[Items from a data source]
::::::::

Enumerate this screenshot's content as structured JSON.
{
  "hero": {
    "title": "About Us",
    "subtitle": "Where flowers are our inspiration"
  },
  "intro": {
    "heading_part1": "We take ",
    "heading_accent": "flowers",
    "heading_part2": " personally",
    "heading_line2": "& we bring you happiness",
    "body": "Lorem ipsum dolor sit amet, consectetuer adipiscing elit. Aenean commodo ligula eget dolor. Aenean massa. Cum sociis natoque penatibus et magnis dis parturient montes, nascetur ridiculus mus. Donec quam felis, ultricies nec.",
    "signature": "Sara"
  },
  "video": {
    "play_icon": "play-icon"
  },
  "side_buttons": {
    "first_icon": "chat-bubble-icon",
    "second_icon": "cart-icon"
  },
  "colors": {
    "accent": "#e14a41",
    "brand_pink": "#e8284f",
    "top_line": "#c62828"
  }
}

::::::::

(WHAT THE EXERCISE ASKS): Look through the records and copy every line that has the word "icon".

(ANSWER BELOW):
    "play_icon": "play-icon"
    "first_icon": "chat-bubble-icon",
    "second_icon": "cart-icon"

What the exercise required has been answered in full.